This article was originally published by the Microsoft cybersecurity team. To read the original posting of this article, click here.
Today, the U.S. District Court for the Eastern District of Virginia unsealed documents detailing Microsoft’s work to disrupt cybercriminals that were taking advantage of the COVID-19 pandemic in an attempt to defraud customers in 62 countries around the world. Our civil case has resulted in a court order allowing Microsoft to seize control of key domains in the criminals’ infrastructure so that it can no longer be used to execute cyberattacks.
Microsoft’s Digital Crimes Unit (DCU) first observed these criminals in December 2019, when they deployed a sophisticated, new phishing scheme designed to compromise Microsoft customer accounts. The criminals attempted to gain access to customer email, contact lists, sensitive documents and other valuable information. Based on patterns discovered at that time, Microsoft utilized technical means to block the criminals’ activity and disable the malicious application used in the attack. Recently, Microsoft observed renewed attempts by the same criminals, this time using COVID-19-related lures in the phishing emails to target victims.

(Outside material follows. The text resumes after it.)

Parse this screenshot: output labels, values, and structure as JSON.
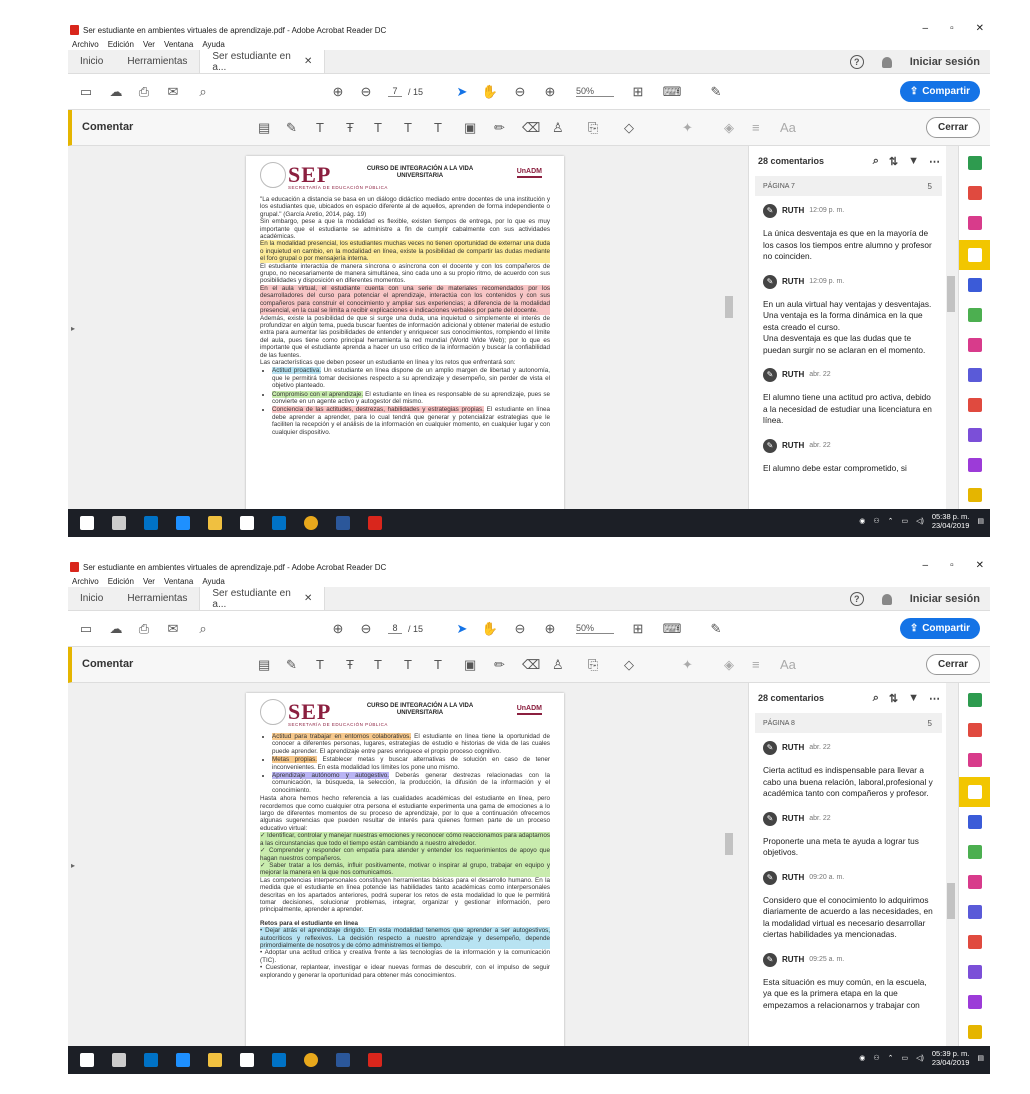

This malicious activity is yet another form of business email compromise (BEC) attack, which has increased in complexity, sophistication and frequency in recent years. According to the FBI’s 2019 Internet Crime Report, the most-costly complaints received by their Internet Crime Complaint Center (IC3) involved BEC crimes, with losses of over $1.7 billion, representing nearly half of all financial losses due to cybercrime. While most of the public’s attention in recent years has justifiably focused on the malign acts of nation state actors, the increasing economic harm caused by cybercriminals must also be considered and confronted by the public and private sectors. For our part, Microsoft and our Digital Crimes Unit will continue to investigate and disrupt cybercriminals and will seek to work with law enforcement agencies around the world, whenever possible, to stop these crimes.
These cybercriminals designed the phishing emails to look like they originated from an employer or other trusted source and frequently targeted business leaders across a variety of industries, attempting to compromise accounts, steal information and redirect wire transfers. When the group first began carrying out this scheme, the phishing emails contained deceptive messages associated with generic business activities. For example, the malicious link in the email was titled with business terms such as “Q4 Report – Dec19,” as seen below.
With these recent efforts, however, the phishing emails instead contained messages regarding COVID-19 as a means to exploit pandemic-related financial concerns and induce targeted victims to click on malicious links. For example, using terms such as “COVID-19 Bonus,” as seen here.
Once victims clicked on the deceptive links, they were ultimately prompted to grant access permissions to a malicious web application (web app). Web apps are familiar-looking as they are widely used in organizations to drive productivity, create efficiencies and increase security in a distributed network. Unknown to the victim, these malicious web apps were controlled by the criminals, who, with fraudulently obtained permission, could access the victim’s Microsoft Office 365 account. This scheme enabled unauthorized access without explicitly requiring the victims to directly give up their login credentials at a fake website or similar interface, as they would in a more traditional phishing campaign.
After clicking through the consent prompt for the malicious web app (pictured below), the victim unwittingly granted criminals permission to access and control the victims’ Office 365 account contents, including email, contacts, notes and material stored in the victims’ OneDrive for Business cloud storage space and corporate SharePoint document management and storage system.
Microsoft takes many measures to monitor and block malicious web apps based on telemetry indicating atypical behavior and has continued to enhance our protections based on this activity. In cases where criminals suddenly and massively scale their activity and move quickly to adapt their techniques to evade Microsoft’s built-in defensive mechanisms, additional measures such as the legal action filed in this case are necessary. This unique civil case against COVID-19-themed BEC attacks has allowed us to proactively disable key domains that are part of the criminals’ malicious infrastructure, which is a critical step in protecting our customers.
As we’ve observed, cybercriminals have been adapting their lures to take advantage of current events, using COVID-19-related themes to deceive victims. While the lures may have changed, the underlying threats remain, evolve and grow, and it’s more important than ever to remain vigilant against cyberattacks.
To further protect yourself against phishing campaigns, including BEC, we recommend, first, that you enable two-factor authentication on all business and personal email accounts. Second, learn how to spot phishing schemes and protect yourself from them. Third, use SmartScreen and consider blocking email auto-forwarding to make it harder for cybercriminals to steal your information. Businesses can learn how to recognize and remediate these types of attacks and also take these steps to increase the security of their organizations.